The momentum is easier to keep if there is regular positive feedback in the form of results on screen and/or from other people. That's why I like Construct2 and GameMaker.

For Online-courses:

The shorter the lessons, the better. The smaller the example-projects, the better.
The Android-course on Udacity hits the nail on the head. The videos are a couple of minutes long, and every new video has the current code as downloadable project-file. It's quick to download the latest code, open it in Android-Studio, and start coding.

Overcome the sunk-cost-fallacy.
I paid 50$ for a course, just to find out that the pace is not right; the instructor is unsympathetic; the subject-matter isn't that interesting. Do I continue just because I already invested time and money? Just like with bad books: No!

Negative* examples

  • I had a vague idea for a game which was "Papers, please" but at a space-hangar for arriving ships. Plus I wanted to learn Unity and Playmaker. Have you seen the game on Steam?
    Me neither.
    I picked up the idea at a later time, prototyping with React and Redux, where I was more at home and was able to reach the "point of no idea" much quicker.

  • I started doing which is super-interesting, but it's something you need to spend some hours at a time on.

  • Started learning Kotlin, Erlang, Haskell, Lisp, Rust, Qt, JavaFX, Swift, Express, Unity etc. I learned a lot from this, and it improved my daily work as frontend-developer too, but without a use-case the motivation and momentum stopped eventually.

*(Don't get me wrong. Almost all those were fun and I learned a lot. They just didn't go anywhere.)

Positive examples

  • was built pretty quickly with software I know well (Kirby CMS, plain CSS, no JS, shared host & FTP). I started right away after having the idea and rough design. It went live after a week or so. It's also pretty easy to maintain. It takes ~3 minutes for adding a new entry, including getting in touch and editing in Photoshop.

  • The game I did for our wedding. I didn't code it from scratch but used Construct2, which is a HTML5-Game-Maker. I had some experience with it from smaller trials and got a working prototype pretty quickly. It was perfect for the scope and level of polish I went for (

Top comments (7)

david_j_eddy profile image
David J Eddy

My suggestion: Raspberry Pi home automation projects.

niorad profile image
Antonio Radovcic

But yes the Raspi is awesome, I made a little retro-console with RetroPi and an Xbox-Controller out of it.

What would be an example for a home-automation-project? My home is pretty low-tech.

david_j_eddy profile image
David J Eddy

HVAC controlling, door sensors, appliance control, security cameras, water consumption, grocery inventory, etc.

jdsteinhauser profile image
Jason Steinhauser

I have limited time as well to work on side projects. I often find myself daydreaming about blog posts I should write or pull requests (or hell, whole products) that I need to finish. I've definitely found that having an immediate application helps with the learning. Thanks for the insight!

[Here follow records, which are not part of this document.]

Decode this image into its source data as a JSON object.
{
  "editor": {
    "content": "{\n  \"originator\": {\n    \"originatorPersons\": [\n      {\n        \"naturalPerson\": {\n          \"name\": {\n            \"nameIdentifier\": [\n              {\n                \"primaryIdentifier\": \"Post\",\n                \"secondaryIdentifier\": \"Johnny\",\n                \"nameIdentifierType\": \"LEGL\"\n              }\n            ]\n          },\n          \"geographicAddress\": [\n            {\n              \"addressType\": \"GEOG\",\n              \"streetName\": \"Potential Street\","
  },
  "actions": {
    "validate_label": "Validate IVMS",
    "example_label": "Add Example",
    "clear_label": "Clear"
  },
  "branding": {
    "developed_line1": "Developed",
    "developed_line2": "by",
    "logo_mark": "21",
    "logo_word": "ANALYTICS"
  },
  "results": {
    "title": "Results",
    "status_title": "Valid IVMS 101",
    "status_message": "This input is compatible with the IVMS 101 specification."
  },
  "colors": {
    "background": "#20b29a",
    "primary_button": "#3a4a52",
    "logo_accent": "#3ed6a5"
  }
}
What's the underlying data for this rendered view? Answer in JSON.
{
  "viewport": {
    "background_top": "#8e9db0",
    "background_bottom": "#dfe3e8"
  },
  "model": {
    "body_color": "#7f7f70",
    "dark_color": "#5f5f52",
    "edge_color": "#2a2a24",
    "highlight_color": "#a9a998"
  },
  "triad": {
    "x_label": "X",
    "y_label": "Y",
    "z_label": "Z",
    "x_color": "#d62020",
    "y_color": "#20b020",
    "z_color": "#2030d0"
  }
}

niorad profile image
Antonio Radovcic

Glad that you find it useful!

xortype profile image

As David stated, Raspberry Pi is an awesome experience. I dont code for work at the moment but kept up with the times by way of RPi. For example, im a big beliver in microservices a single board computer aligns with my belief system. Plus you get quick wins with a RPi.

richardreddy profile image

I have the exact same issue too. Too little time, too many "next best thing" ideas!

I decided to try and get back to blogging but this time around rather than writing huge posts I keep it very simple and write very short posts. Some of these could be considered "tweet" sized. It's mostly as a sort of 'bookmark for myself' kind of thing.

As time is short at home, I tend to write my posts over lunch at work during the week. I'm hoping to expand on this and find time to write a little app over the next few months.